Politics and anxiety drag most Secretaries of State for Health and Social Care into making detailed interventions in the NHS.
Given that £150 billion of taxpayers’ money is being spent, and that the NHS is often the public’s number 1 priority, I think it would be very strange if they didn’t. If they didn’t feel responsible for all that public money and public service endeavour and failed to act on that responsibility, we would, quite rightly, say that our representative democracy wasn’t working. The public would be outraged, and they would be right to be.
So, the question is not whether but how they should carry out this responsibility and, of course, whether they do so in a way that will realise the goals they are trying to achieve.
Sometimes they choose to modify the law. The Lansley reforms enacted in 2013 created an organisation that was to be independent of the Secretary of State. This law set up the NHS Commissioning Board. But the organisation barely existed. In a fit of extreme hubris on vesting day it elected to call itself NHS England. Whilst self-importance was the main reason for the name change it helped that whilst the vast majority of senior staff and board members had never commissioned anything very much, many of them had run NHS provision. So, let’s call ourselves something we know a bit about. (This is how the original aims of organisations are undermined and become something else).
Whatever it was called it was not a creature of the Secretary of State. The Lansley Act and arguments around it made clear that this was a new idea – to remove it from direct political direction. (Many of us raised more than one eyebrow at the time and muttered ‘good luck with that’.)
However, the 2010 intake of new Tory MPs would have argued, inside and outside the House, that this new separation of NHS executive power from politics was a vital departure for the NHS. This would have included the new MP for Northeast Cambridgeshire – Steve Barclay.
We can assume that on 25 October 2022 when Steve Barclay was reappointed Secretary of State, he would have identified the need to cut long waits as an important target and would have had a laser-like focus on achieving that that aim.
He will already have noted, as he read himself into his new brief back in July 2022 that NHSE had already begun the process of cutting staff numbers in both its own organisation and various other bodies that had been folded into it. The overall aim being to cut 6000 jobs.
By October the ‘new’ Secretary of State would also have recognised that getting rid of 6000 central managers would be a good political outcome.
However, assuming that an election is coming in Oct 2024 he would then have had just 24 months in which to cut long waits and would be expecting everyone to concentrate on that – especially NHSE staff.
Yet here we are – 9 months later in June 2023 – and still much of the activity of NHSE staff is being taken up by either their own or other’s personnel issues. If Steve Barclay is very lucky this process may be finished by October 2023.
12 of his 24 months will already have slipped away.
Central staff cuts may or may not be a good thing but not if your laser-like focus needs those members of staff to achieve something else.

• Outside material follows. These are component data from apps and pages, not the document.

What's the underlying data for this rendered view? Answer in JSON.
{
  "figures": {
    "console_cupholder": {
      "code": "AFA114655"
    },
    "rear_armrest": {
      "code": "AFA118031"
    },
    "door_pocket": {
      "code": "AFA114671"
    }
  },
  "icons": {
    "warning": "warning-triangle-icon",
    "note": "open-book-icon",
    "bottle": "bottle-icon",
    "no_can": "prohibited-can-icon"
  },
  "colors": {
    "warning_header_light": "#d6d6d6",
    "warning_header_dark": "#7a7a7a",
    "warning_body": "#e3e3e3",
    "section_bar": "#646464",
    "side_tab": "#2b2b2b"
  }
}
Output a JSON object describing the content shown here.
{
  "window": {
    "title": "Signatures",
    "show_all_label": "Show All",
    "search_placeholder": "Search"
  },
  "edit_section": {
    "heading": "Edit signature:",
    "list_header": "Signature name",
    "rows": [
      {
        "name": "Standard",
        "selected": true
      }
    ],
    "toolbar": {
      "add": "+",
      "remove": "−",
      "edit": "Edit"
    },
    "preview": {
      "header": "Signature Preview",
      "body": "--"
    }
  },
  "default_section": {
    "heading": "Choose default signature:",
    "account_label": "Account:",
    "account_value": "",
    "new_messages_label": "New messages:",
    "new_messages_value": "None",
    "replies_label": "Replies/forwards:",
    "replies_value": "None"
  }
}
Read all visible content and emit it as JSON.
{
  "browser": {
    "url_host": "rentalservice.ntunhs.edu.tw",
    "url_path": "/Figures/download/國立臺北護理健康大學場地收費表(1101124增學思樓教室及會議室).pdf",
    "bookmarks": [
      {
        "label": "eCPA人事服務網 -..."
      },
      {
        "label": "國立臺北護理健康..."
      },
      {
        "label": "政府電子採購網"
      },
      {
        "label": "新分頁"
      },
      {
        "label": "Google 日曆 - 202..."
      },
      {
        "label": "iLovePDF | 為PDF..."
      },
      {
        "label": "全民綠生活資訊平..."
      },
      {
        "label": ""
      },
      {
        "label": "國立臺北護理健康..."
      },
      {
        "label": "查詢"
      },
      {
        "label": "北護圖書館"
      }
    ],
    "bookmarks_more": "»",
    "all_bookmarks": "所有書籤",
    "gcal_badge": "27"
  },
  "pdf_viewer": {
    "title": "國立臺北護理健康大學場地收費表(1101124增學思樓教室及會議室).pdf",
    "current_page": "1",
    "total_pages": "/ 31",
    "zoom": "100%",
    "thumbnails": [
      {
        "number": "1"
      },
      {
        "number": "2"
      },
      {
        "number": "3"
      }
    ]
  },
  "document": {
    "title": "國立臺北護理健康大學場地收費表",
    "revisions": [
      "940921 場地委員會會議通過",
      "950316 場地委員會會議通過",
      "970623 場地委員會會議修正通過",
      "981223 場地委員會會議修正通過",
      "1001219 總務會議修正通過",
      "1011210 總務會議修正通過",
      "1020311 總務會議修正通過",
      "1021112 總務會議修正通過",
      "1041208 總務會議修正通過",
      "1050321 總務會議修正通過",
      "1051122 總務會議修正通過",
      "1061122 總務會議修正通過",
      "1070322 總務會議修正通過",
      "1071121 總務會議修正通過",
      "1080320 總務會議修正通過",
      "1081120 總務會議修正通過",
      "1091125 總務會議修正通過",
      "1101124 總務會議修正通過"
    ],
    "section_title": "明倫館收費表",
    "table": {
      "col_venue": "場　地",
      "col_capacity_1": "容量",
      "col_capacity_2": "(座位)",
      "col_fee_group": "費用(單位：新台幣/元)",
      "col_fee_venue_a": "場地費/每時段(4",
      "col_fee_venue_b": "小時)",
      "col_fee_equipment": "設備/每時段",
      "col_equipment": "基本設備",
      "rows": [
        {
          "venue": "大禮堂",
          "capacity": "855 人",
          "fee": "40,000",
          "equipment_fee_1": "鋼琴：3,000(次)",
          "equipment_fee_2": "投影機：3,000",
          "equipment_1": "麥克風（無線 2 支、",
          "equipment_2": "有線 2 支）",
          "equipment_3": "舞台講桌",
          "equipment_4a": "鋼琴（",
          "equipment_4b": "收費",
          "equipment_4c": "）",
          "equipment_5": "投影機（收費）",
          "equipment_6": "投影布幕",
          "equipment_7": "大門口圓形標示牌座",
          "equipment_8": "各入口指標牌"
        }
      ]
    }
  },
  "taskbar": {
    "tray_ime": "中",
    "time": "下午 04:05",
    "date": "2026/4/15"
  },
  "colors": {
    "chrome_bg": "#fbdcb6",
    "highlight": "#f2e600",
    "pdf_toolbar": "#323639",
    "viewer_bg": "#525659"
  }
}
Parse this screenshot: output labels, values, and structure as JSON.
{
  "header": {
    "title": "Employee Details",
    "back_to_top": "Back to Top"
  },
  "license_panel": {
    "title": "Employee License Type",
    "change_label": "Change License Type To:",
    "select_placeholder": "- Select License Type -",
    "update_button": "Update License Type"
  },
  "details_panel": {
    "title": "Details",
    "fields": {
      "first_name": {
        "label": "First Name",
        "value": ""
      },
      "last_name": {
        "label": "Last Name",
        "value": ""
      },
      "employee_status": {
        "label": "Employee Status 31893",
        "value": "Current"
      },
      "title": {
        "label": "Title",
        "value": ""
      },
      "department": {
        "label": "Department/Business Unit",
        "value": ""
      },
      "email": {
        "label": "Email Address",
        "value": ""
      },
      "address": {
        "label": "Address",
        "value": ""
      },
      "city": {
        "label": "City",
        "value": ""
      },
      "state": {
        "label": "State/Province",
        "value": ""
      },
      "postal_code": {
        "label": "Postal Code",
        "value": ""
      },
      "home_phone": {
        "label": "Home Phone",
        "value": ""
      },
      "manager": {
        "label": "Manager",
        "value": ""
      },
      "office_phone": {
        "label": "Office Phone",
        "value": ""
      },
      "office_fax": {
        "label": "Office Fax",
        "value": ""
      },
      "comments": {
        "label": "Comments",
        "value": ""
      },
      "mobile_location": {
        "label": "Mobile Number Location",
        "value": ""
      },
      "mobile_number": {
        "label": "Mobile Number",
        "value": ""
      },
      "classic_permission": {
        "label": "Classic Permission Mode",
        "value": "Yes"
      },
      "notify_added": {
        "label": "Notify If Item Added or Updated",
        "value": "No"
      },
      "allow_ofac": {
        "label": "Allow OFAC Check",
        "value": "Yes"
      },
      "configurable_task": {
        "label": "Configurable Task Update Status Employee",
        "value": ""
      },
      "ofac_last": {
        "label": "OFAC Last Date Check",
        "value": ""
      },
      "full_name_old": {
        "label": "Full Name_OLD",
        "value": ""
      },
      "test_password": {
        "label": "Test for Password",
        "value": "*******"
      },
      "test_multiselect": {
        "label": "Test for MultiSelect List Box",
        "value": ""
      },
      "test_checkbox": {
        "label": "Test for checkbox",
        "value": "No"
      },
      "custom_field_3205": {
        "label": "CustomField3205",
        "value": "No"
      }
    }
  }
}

Another area thrown into sharp focus last winter was the need for more hospital beds. More beds to get us through the winter of 2022/23 might have been a worthwhile ambition ten years earlier when something sensible could have been done. Like building the locations for these new beds.
Creating new beds just ahead of the winter in which you need them is less likely to be useful.
Systems and trusts were encouraged to staff thousands of additional ward beds in the run-up to last winter to try and ease emergency care pressures.
But, in just a few weeks, where do you find extra beds? Apparently from other parts of the hospital. So many of these additional beds are not in proper ward spaces. Some are located in gyms and others in areas used for physiotherapy and other forms of rehabilitation.
Inevitably this crowds out the space for rehabilitation, and if there is less space patient rehabilitation slows down – which in turn pushes up the length of patient stays in hospital, knocks on costs, and increases the chances of readmission.
This came to light towards the end of last month.
“The Chartered Society of Physiotherapy (CSP) shared results of a new survey with HSJ in which 45% said the situation had got worse since winter, half said nothing had changed and 3% had said it had improved. In February, after campaigning by the CSP for the spaces to be restored, the health minister Lord Markham acknowledged the problem and said government would “write to all NHS CEOs about the issue”. This has not happened.” HSJ 25/05/2023.
The problem with having a laser-like focus on specific NHS issues is that everything is related to everything else, especially the flow of patients through hospitals. To achieve anything of real importance you need to have laser-like focus on it all.